To do —
Filter the records below for the word "this". Keep each line that has it.

BEGIN Supplied data

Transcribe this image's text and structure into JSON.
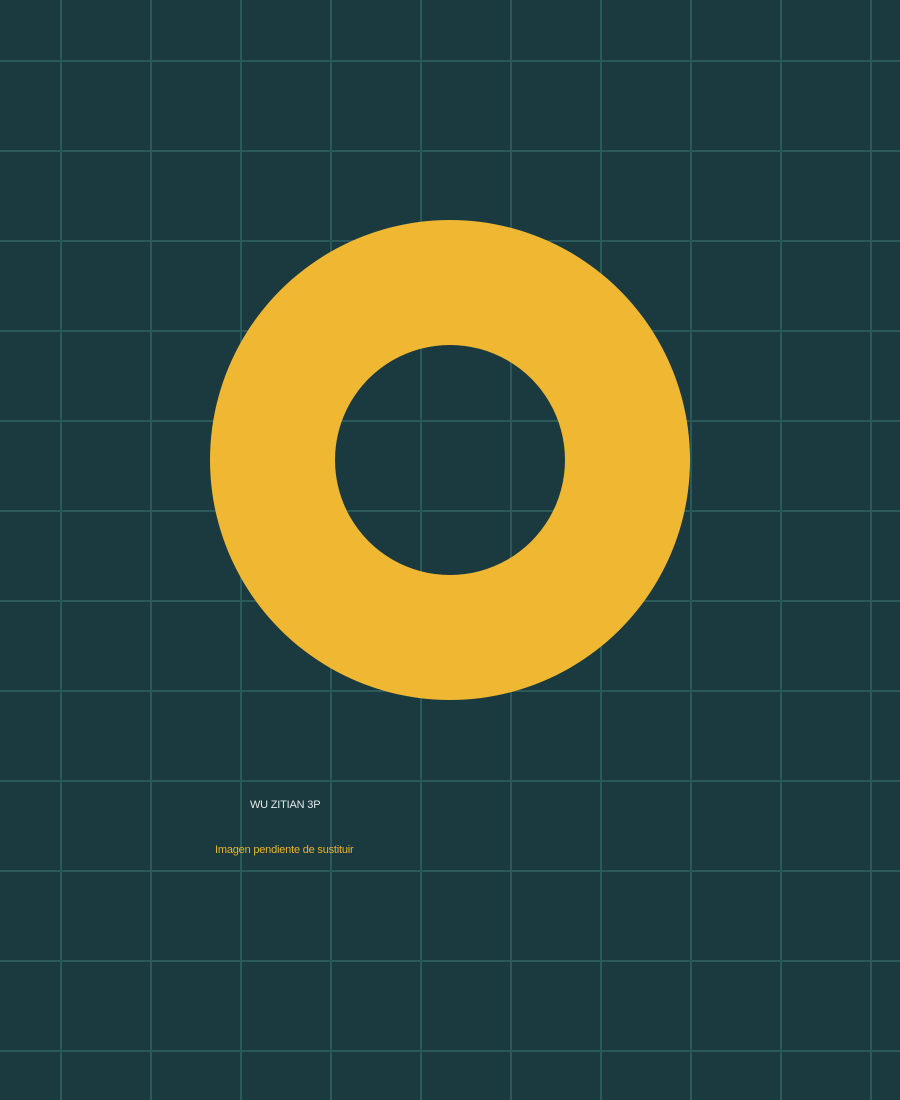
{
  "colors": {
    "background": "#1a3a40",
    "grid_line": "#2a5a5c",
    "ring": "#f0b732",
    "name_text": "#e6e6e6",
    "note_text": "#e8b42c"
  },
  "graphic": {
    "icon": "ring-icon"
  },
  "caption": {
    "name": "WU ZITIAN 3P",
    "note": "Imagen pendiente de sustituir"
  }
}
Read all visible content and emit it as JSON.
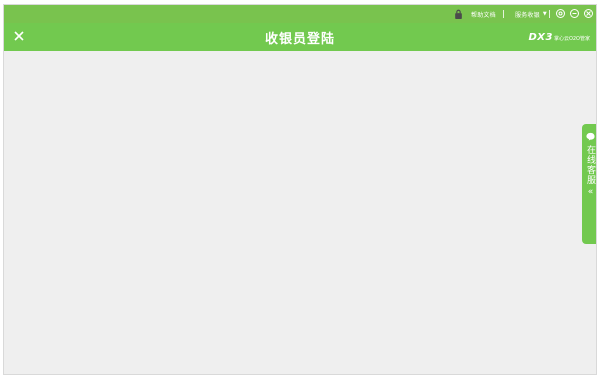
{
  "topbar": {
    "help_label": "帮助文档",
    "service_label": "服务收银",
    "dropdown_glyph": "▼"
  },
  "titlebar": {
    "title": "收银员登陆",
    "brand_logo": "DX3",
    "brand_sub": "掌心云O2O管家"
  },
  "side_tab": {
    "label": "在线客服",
    "arrow": "«"
  },
  "colors": {
    "topbar": "#79c34e",
    "titlebar": "#72c94f",
    "content_bg": "#efefef"
  }
}
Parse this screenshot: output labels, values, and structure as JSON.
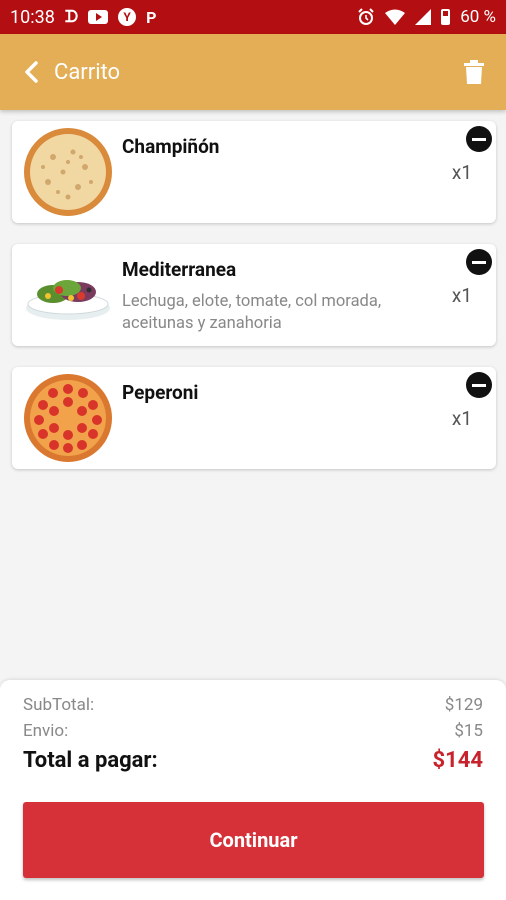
{
  "status_bar": {
    "time": "10:38",
    "battery": "60 %",
    "icons": [
      "d-app-icon",
      "youtube-icon",
      "y-circle-icon",
      "p-app-icon",
      "alarm-icon",
      "wifi-icon",
      "signal-icon",
      "battery-icon"
    ]
  },
  "header": {
    "title": "Carrito",
    "back_icon": "chevron-left-icon",
    "action_icon": "trash-icon"
  },
  "cart": {
    "items": [
      {
        "name": "Champiñón",
        "description": "",
        "quantity": "x1",
        "image": "mushroom-pizza"
      },
      {
        "name": "Mediterranea",
        "description": "Lechuga, elote, tomate, col morada, aceitunas y zanahoria",
        "quantity": "x1",
        "image": "salad-bowl"
      },
      {
        "name": "Peperoni",
        "description": "",
        "quantity": "x1",
        "image": "pepperoni-pizza"
      }
    ]
  },
  "summary": {
    "subtotal_label": "SubTotal:",
    "subtotal_value": "$129",
    "shipping_label": "Envio:",
    "shipping_value": "$15",
    "total_label": "Total a pagar:",
    "total_value": "$144",
    "continue_label": "Continuar"
  },
  "colors": {
    "status_bar": "#b30f12",
    "app_bar": "#e3ae55",
    "accent_red": "#d63038",
    "total_red": "#c8232c"
  }
}
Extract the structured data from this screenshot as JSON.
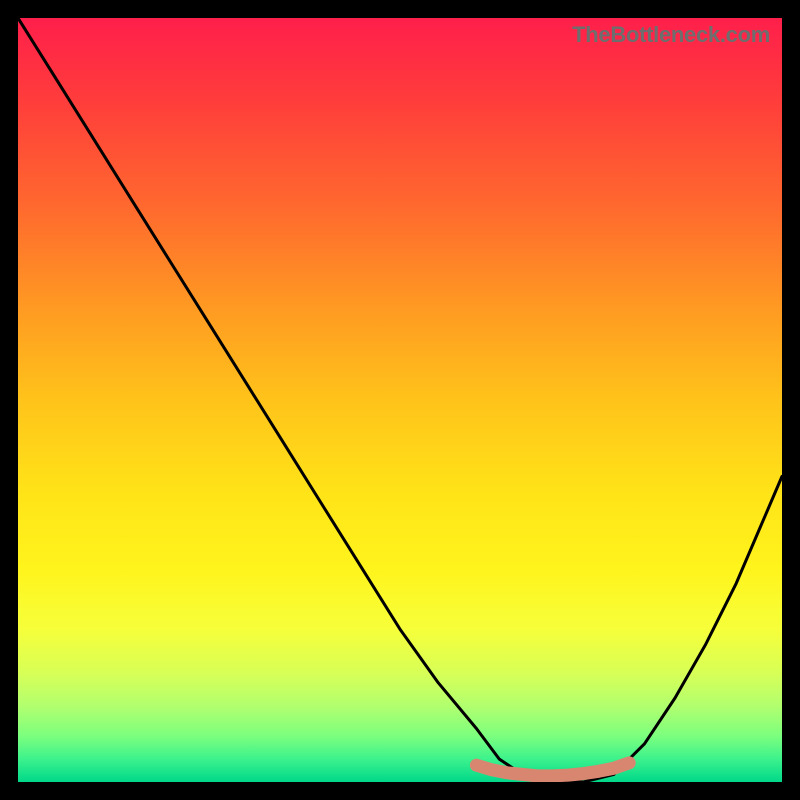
{
  "watermark": "TheBottleneck.com",
  "chart_data": {
    "type": "line",
    "title": "",
    "xlabel": "",
    "ylabel": "",
    "xlim": [
      0,
      100
    ],
    "ylim": [
      0,
      100
    ],
    "series": [
      {
        "name": "bottleneck-curve",
        "x": [
          0,
          5,
          10,
          15,
          20,
          25,
          30,
          35,
          40,
          45,
          50,
          55,
          60,
          63,
          66,
          70,
          74,
          78,
          82,
          86,
          90,
          94,
          97,
          100
        ],
        "values": [
          100,
          92,
          84,
          76,
          68,
          60,
          52,
          44,
          36,
          28,
          20,
          13,
          7,
          3,
          1,
          0,
          0,
          1,
          5,
          11,
          18,
          26,
          33,
          40
        ]
      },
      {
        "name": "optimal-band",
        "x": [
          60,
          62,
          64,
          66,
          68,
          70,
          72,
          74,
          76,
          78,
          80
        ],
        "values": [
          2.2,
          1.6,
          1.2,
          1.0,
          0.8,
          0.8,
          0.9,
          1.1,
          1.4,
          1.8,
          2.5
        ]
      }
    ],
    "annotations": []
  }
}
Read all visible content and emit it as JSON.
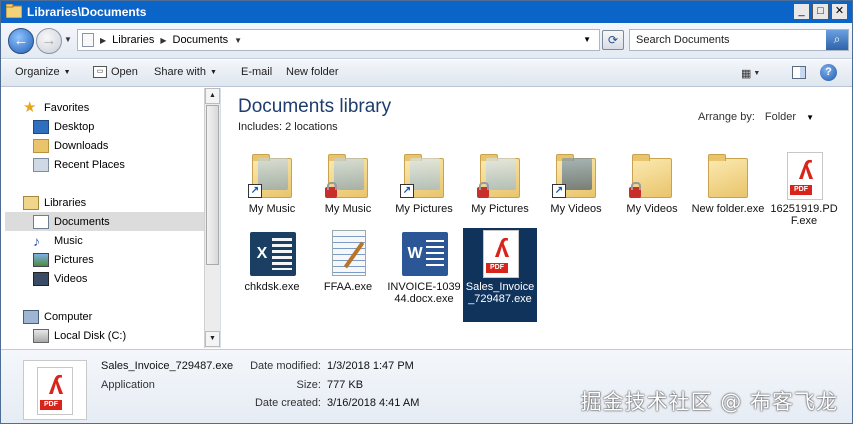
{
  "window": {
    "title": "Libraries\\Documents",
    "buttons": {
      "minimize": "_",
      "maximize": "□",
      "close": "✕"
    }
  },
  "address": {
    "crumbs": [
      "Libraries",
      "Documents"
    ],
    "search_placeholder": "Search Documents"
  },
  "toolbar": {
    "organize": "Organize",
    "open": "Open",
    "share_with": "Share with",
    "email": "E-mail",
    "new_folder": "New folder"
  },
  "nav": {
    "favorites": "Favorites",
    "desktop": "Desktop",
    "downloads": "Downloads",
    "recent_places": "Recent Places",
    "libraries": "Libraries",
    "documents": "Documents",
    "music": "Music",
    "pictures": "Pictures",
    "videos": "Videos",
    "computer": "Computer",
    "local_disk": "Local Disk (C:)"
  },
  "main": {
    "title": "Documents library",
    "includes_label": "Includes:",
    "includes_value": "2 locations",
    "arrange_label": "Arrange by:",
    "arrange_value": "Folder",
    "items": [
      {
        "label": "My Music",
        "icon": "folder-music-shortcut-icon"
      },
      {
        "label": "My Music",
        "icon": "folder-music-locked-icon"
      },
      {
        "label": "My Pictures",
        "icon": "folder-pictures-shortcut-icon"
      },
      {
        "label": "My Pictures",
        "icon": "folder-pictures-locked-icon"
      },
      {
        "label": "My Videos",
        "icon": "folder-videos-shortcut-icon"
      },
      {
        "label": "My Videos",
        "icon": "folder-videos-locked-icon"
      },
      {
        "label": "New folder.exe",
        "icon": "folder-icon"
      },
      {
        "label": "16251919.PDF.exe",
        "icon": "pdf-icon"
      },
      {
        "label": "chkdsk.exe",
        "icon": "excel-icon"
      },
      {
        "label": "FFAA.exe",
        "icon": "notepad-icon"
      },
      {
        "label": "INVOICE-103944.docx.exe",
        "icon": "word-icon"
      },
      {
        "label": "Sales_Invoice_729487.exe",
        "icon": "pdf-icon"
      }
    ]
  },
  "details": {
    "name": "Sales_Invoice_729487.exe",
    "type": "Application",
    "modified_label": "Date modified:",
    "modified_value": "1/3/2018 1:47 PM",
    "size_label": "Size:",
    "size_value": "777 KB",
    "created_label": "Date created:",
    "created_value": "3/16/2018 4:41 AM"
  },
  "watermark": "掘金技术社区 @ 布客飞龙"
}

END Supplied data

Task response —
Transcribe this image's text and structure into JSON.
Parse this screenshot: output labels, values, and structure as JSON.
Extract the structured data from this screenshot as JSON.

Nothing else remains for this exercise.